Collins Dictionary of Astronomy © Market House Books Ltd, 2006

rotation

[rō′tā·shən]
(computer science)
An operation performed on data in a register of the central processing unit, in which all the bits in the register are shifted one position to the right or left, and the endmost bit, which is shifted out of the register, is carried around to the position at the opposite end of the register.
(mathematics)
(mechanics)
Also known as rotational motion.
Motion of a rigid body in which either one point is fixed, or all the points on a straight line are fixed.
Angular displacement of a rigid body.
The motion of a particle about a fixed point.
McGraw-Hill Dictionary of Scientific & Technical Terms, 6E, Copyright © 2003 by The McGraw-Hill Companies, Inc.
References in periodicals archive ?
At Beresford, the experiment was started in 1991 (24 years) to study the effects of tillage management and crop rotations on crop production and soil properties.
With regard to crop rotation, amaranth planted after yard long bean, produced the maximum yield (889.81 g/m2) of amaranth, when grown in VC+YLB rotation treatment and the lowest yield (222.18 g/m2) was observed in FP+YLB treatment.
Tillage and crop rotations and their interactions had significant (P < 0.05) effect on soil dehydrogenase enzyme activity of top soil layer (fig.
The correlation between silt/clay ratios and Ap thickness values showed that under all crop rotations the active erosion segments have lighter soil textures than the other segments (r = 0.93, p [less than or equal to] 0.05, n = 27).
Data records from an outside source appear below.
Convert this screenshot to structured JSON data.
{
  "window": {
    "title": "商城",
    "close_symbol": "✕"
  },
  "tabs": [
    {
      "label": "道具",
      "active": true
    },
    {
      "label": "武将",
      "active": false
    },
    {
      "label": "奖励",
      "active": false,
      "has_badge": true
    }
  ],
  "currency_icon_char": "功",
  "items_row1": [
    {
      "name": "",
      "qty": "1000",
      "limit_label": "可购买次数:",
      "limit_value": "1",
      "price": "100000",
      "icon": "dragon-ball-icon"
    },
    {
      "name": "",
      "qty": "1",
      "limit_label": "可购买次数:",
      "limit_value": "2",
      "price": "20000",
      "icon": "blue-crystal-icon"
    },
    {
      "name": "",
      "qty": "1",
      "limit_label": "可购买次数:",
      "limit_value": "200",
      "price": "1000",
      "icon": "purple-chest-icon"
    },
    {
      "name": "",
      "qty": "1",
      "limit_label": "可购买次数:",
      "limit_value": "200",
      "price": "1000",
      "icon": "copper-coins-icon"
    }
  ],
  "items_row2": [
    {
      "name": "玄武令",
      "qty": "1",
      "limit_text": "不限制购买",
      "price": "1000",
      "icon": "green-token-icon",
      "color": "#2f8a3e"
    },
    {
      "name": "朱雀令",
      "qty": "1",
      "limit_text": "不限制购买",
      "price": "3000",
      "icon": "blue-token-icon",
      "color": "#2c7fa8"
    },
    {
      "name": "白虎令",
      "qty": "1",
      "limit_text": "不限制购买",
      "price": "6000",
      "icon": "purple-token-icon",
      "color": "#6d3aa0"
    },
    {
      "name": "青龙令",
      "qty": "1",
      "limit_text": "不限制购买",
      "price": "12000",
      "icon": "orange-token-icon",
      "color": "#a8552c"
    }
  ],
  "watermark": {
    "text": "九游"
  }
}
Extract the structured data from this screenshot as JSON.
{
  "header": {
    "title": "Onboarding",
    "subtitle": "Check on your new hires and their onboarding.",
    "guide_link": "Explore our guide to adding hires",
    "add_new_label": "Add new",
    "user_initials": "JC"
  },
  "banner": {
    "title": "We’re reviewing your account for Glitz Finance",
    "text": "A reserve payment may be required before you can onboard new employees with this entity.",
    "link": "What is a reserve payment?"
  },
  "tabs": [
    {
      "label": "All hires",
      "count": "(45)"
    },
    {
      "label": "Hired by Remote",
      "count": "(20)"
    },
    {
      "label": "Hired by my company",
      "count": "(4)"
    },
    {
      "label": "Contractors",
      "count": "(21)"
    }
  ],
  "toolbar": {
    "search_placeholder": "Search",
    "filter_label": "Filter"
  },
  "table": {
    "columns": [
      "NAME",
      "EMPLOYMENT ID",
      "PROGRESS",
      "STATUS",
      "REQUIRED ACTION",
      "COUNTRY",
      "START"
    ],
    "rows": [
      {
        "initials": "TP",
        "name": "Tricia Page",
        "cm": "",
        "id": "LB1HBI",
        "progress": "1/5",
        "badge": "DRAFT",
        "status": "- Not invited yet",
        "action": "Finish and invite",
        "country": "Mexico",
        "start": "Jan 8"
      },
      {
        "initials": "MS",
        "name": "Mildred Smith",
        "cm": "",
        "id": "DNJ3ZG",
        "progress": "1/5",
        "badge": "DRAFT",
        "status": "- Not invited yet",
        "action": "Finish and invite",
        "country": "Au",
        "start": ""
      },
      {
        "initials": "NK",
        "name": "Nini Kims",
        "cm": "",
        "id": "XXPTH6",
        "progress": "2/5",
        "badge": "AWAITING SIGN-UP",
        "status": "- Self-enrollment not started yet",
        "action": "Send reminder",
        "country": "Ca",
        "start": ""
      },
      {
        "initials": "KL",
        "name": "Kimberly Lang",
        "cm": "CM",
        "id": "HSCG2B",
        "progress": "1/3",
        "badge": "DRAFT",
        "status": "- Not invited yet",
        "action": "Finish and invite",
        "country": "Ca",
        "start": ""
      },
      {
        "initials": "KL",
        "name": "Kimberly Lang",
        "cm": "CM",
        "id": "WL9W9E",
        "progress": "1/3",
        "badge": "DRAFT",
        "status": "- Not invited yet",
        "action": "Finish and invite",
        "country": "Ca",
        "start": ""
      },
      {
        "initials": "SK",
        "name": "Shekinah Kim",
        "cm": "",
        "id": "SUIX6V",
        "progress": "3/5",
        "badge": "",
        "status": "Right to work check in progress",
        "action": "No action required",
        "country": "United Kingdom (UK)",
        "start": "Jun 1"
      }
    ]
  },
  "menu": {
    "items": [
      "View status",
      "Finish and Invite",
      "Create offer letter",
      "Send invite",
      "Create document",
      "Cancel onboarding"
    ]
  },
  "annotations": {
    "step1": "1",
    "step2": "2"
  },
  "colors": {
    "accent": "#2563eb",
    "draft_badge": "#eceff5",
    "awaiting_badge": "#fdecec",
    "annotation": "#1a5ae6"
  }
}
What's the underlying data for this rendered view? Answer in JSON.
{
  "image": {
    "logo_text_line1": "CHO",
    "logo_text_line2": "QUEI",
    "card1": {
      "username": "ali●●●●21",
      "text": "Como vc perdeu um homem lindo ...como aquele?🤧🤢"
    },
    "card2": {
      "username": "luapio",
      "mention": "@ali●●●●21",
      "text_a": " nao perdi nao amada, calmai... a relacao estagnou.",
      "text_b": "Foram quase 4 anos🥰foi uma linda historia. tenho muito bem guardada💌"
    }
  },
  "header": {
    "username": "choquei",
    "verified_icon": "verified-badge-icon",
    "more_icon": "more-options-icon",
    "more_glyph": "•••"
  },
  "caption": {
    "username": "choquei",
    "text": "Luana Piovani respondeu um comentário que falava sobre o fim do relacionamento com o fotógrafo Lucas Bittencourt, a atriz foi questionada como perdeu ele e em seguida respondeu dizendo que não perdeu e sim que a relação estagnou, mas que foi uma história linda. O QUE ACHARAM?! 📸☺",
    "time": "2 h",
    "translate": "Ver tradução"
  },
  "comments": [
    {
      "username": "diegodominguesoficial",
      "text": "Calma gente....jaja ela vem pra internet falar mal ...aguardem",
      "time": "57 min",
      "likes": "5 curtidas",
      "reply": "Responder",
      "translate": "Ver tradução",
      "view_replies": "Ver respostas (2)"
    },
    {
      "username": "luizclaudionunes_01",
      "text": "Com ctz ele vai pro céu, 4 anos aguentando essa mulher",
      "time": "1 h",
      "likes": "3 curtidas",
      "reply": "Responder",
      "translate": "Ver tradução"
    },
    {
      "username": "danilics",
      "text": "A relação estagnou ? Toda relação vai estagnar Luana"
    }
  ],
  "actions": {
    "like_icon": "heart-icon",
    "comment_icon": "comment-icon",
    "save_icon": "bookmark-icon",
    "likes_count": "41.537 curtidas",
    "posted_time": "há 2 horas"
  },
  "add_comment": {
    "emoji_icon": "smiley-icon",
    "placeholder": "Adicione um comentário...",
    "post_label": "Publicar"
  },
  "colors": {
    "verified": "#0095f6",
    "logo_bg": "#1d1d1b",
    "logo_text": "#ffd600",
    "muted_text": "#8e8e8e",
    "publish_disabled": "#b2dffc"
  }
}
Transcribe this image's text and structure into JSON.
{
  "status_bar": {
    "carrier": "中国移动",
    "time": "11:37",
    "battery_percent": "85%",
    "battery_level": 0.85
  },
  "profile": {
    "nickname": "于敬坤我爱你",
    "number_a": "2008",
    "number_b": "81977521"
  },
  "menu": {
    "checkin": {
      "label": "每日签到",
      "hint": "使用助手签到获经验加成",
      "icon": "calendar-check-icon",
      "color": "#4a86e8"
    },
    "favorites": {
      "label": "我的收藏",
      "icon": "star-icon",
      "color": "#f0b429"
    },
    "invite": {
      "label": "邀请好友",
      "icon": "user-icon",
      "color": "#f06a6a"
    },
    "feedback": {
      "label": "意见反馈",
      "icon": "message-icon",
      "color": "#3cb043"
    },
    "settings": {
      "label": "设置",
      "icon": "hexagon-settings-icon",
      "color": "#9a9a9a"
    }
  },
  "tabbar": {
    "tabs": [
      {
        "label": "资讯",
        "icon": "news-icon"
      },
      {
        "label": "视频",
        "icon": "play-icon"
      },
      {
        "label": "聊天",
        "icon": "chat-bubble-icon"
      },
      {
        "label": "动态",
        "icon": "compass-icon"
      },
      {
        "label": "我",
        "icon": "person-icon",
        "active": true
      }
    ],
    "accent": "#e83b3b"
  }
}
Stationary experiment on studying the effect of application of soil tillage methods in arable crop rotation on the yield of agricultural crops is a time-consuming test, registered in the VNIIA RF geo-system certificates register of long-term experiments under the title "Theoretical and technological bases of biogeochemical matter fluxes in agricultural landscapes." The experimental scheme is 4 x 4 x 8 and contains 128 plots (4 options of methods of tillage; 4 options of doses of fertilizers; 8 options crop).
Similarly inclusion of allelopathic crops in crop rotation and intercropping showed encouraging results regarding weed control.
Fortunately, interpretations of the remotely sensed crop data also indicated that farmers are shifting to longer crop rotations that intersperse small grains with potato.
distribution of P and the availability of this P to crops under different tillage practices and crop rotations, particularly in relation to the relatively dry seasonal conditions that characterise cropping in south-eastern Australia, may have significant practical implications for fertiliser management (White 1990; Wang et al.
It is possible to achieve biodiversity on a farm by using cropping systems that include crop rotations, polycultures, multiple cropping, and agroforestry.
Crop rotation has become a proven way to boost crop yields on the Ranft farm.
PGR was calculated for three crop rotations: wheat phase (1999-2000), sunflower phase (2000-2001), and wheat phase (2001-2002).